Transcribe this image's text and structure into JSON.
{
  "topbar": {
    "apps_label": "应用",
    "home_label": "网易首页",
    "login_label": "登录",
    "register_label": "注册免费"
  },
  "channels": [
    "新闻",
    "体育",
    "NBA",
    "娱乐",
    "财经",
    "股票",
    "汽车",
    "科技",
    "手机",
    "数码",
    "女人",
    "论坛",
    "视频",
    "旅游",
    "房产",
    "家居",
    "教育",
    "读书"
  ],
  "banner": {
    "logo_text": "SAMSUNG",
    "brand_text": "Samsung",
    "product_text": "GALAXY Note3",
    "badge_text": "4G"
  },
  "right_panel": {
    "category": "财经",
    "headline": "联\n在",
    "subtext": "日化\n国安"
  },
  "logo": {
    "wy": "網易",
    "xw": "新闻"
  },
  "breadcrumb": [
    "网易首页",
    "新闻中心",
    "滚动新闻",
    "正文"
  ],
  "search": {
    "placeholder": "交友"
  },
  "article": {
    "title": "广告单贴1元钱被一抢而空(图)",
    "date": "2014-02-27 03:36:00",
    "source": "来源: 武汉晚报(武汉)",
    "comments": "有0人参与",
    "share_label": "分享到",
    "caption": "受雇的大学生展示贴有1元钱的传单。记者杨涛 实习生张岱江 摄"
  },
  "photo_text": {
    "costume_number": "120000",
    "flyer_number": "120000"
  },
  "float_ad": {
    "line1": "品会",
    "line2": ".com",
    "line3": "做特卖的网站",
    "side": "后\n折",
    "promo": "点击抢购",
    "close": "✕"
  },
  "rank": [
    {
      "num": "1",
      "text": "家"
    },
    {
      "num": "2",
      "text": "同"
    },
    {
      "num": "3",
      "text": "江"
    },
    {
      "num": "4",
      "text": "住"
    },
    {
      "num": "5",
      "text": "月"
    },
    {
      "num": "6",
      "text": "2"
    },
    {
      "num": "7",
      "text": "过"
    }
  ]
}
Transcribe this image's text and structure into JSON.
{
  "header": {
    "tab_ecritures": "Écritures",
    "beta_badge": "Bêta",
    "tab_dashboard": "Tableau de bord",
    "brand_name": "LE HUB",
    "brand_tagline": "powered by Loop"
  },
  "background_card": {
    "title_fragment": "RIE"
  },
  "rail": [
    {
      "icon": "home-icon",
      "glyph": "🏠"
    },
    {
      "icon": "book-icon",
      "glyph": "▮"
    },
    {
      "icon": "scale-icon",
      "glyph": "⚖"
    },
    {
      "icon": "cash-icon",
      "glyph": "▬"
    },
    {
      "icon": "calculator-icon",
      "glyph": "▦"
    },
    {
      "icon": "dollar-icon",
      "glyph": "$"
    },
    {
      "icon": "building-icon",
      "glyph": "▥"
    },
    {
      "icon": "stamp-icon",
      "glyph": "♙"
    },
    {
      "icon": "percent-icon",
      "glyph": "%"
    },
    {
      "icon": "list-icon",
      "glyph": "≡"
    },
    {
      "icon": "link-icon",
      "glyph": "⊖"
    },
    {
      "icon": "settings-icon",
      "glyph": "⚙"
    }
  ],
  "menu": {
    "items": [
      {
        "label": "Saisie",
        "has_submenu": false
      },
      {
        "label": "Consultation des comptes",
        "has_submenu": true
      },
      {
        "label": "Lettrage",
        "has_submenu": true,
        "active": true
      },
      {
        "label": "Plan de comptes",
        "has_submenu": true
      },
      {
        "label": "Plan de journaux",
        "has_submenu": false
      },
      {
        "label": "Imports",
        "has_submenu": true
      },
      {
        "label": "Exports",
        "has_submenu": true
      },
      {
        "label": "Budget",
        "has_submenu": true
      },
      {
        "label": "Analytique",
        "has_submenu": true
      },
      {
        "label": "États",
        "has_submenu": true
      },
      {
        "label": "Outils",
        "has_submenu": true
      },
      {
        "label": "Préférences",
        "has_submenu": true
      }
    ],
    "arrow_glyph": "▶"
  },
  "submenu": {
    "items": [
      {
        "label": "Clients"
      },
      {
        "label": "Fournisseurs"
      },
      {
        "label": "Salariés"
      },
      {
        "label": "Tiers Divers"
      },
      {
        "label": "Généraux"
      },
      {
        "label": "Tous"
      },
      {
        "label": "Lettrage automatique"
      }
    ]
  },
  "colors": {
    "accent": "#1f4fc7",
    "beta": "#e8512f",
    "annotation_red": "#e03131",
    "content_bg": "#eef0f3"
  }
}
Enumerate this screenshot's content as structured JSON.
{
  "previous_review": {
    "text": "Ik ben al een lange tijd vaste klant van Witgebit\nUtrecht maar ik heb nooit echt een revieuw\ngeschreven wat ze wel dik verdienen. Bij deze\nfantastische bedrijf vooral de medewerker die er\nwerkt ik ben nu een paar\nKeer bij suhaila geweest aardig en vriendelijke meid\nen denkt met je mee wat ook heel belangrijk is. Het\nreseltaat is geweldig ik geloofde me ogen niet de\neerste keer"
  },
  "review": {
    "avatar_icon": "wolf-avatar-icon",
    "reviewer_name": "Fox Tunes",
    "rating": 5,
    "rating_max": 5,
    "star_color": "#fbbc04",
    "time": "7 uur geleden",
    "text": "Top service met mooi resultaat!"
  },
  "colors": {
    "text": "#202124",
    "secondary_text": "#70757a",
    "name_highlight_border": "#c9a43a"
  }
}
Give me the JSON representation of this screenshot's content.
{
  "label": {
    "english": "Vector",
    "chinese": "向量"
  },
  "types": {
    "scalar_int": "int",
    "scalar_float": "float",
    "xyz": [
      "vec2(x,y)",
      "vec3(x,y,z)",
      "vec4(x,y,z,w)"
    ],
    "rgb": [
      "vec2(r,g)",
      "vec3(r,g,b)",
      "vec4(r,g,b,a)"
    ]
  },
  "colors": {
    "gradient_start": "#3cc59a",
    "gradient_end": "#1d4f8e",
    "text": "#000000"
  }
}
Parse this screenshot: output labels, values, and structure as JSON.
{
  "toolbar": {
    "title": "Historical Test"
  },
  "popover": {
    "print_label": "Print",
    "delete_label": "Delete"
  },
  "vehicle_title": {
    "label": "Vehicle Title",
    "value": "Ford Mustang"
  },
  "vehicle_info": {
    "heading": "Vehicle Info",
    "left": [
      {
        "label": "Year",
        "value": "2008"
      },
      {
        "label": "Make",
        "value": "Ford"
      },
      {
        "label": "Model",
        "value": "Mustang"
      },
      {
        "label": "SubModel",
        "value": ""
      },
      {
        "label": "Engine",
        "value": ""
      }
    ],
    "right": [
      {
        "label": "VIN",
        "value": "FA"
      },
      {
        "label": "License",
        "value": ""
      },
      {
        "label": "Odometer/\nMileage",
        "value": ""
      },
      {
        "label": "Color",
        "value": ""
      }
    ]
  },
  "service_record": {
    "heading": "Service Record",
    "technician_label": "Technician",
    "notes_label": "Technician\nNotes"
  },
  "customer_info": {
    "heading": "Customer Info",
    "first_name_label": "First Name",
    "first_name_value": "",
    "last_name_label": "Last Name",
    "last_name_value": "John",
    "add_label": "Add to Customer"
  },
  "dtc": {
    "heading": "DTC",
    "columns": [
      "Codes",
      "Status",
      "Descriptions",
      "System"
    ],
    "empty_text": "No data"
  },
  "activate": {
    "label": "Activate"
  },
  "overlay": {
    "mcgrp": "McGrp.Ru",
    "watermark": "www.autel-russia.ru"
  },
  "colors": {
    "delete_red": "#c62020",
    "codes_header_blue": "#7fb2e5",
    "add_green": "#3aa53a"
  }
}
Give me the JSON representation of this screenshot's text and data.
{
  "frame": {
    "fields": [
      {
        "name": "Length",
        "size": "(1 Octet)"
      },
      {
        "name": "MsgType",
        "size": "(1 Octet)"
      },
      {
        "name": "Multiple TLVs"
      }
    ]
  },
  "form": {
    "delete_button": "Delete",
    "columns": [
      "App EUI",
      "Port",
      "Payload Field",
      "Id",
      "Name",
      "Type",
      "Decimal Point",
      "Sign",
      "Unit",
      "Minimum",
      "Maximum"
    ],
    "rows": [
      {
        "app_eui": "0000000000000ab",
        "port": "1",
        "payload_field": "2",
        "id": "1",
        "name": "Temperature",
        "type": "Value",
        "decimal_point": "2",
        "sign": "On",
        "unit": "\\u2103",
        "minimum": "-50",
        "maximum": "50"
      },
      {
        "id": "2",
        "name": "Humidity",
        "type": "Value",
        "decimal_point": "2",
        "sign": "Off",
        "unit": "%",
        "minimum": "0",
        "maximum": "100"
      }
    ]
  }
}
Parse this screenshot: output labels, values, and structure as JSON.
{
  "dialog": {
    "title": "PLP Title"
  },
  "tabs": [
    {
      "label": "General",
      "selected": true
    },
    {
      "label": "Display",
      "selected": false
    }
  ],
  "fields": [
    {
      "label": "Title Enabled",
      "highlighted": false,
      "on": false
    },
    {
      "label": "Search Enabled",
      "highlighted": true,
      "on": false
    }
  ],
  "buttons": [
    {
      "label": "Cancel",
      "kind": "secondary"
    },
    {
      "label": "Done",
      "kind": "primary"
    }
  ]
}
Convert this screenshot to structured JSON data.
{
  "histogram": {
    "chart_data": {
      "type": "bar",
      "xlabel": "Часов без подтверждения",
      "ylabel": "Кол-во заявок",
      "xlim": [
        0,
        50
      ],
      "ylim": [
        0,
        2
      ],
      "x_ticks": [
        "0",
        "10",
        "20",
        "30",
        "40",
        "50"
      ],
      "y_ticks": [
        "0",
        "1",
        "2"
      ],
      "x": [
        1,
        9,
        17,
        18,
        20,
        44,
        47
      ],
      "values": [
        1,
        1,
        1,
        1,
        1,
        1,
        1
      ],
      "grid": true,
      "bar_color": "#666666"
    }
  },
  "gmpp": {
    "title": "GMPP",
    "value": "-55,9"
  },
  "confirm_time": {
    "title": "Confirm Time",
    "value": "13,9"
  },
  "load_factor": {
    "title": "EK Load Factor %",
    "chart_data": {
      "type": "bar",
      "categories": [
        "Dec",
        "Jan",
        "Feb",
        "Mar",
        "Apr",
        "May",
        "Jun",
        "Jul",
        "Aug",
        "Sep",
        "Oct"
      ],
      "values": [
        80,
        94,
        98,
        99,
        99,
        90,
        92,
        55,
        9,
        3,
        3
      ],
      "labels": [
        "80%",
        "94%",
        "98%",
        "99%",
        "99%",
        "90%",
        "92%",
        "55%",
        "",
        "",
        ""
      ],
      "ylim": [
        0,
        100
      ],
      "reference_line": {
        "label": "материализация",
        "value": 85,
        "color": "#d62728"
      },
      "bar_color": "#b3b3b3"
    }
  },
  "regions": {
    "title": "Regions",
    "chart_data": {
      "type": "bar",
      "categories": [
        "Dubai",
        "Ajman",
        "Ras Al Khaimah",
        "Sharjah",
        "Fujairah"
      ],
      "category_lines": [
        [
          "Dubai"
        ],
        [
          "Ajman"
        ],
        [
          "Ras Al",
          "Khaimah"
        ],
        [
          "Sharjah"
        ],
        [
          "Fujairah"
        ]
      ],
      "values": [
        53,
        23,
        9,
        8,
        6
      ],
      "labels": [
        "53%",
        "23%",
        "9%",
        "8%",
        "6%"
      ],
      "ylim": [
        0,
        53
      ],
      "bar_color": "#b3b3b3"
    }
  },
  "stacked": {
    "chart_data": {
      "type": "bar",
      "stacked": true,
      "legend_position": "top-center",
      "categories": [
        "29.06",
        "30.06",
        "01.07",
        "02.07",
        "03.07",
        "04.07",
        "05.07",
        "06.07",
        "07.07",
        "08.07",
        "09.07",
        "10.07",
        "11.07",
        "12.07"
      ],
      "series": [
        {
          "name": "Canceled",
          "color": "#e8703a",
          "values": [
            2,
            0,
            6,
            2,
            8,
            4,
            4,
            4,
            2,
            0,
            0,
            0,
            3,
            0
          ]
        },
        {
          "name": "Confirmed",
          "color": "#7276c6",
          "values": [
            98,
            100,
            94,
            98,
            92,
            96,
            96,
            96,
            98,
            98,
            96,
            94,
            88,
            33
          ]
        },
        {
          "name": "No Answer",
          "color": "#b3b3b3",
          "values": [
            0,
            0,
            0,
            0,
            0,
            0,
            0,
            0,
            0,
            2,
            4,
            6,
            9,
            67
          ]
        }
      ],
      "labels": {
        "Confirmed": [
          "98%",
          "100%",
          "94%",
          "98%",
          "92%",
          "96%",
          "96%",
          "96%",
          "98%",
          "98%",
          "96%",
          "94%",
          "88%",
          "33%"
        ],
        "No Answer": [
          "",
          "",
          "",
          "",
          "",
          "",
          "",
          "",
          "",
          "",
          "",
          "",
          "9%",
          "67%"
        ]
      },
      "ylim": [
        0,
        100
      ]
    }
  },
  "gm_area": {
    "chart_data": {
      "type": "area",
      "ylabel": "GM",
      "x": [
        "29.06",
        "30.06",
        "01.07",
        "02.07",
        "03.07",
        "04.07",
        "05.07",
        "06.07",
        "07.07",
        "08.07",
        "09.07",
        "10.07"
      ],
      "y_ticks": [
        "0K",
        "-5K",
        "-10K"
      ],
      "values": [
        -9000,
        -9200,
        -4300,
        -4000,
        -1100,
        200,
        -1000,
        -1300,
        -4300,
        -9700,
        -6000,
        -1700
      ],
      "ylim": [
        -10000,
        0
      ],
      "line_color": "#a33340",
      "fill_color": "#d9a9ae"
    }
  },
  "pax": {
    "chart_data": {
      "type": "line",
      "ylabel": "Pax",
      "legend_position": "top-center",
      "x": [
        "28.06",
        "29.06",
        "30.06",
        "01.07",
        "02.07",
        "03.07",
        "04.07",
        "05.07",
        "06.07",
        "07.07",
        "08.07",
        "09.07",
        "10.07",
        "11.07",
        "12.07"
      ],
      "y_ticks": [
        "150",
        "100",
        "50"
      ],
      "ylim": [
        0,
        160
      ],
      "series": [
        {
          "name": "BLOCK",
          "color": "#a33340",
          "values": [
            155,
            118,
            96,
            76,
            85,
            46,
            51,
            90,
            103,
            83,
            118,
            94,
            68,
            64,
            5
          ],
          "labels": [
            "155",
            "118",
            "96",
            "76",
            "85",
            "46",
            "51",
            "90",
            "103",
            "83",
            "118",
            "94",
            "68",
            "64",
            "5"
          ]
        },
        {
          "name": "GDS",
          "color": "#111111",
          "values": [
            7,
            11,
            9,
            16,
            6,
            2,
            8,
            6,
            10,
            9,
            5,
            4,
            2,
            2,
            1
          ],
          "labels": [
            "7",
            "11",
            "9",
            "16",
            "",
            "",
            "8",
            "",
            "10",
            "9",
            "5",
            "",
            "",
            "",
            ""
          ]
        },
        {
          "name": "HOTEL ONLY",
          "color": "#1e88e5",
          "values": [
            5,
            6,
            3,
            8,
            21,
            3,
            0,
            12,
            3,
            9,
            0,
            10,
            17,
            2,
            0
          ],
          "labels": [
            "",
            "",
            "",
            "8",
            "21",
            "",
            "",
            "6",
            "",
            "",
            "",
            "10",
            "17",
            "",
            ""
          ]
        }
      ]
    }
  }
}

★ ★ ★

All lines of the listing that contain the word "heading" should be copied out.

    "heading": "Vehicle Info",
    "heading": "Service Record",
    "heading": "Customer Info",
    "heading": "DTC",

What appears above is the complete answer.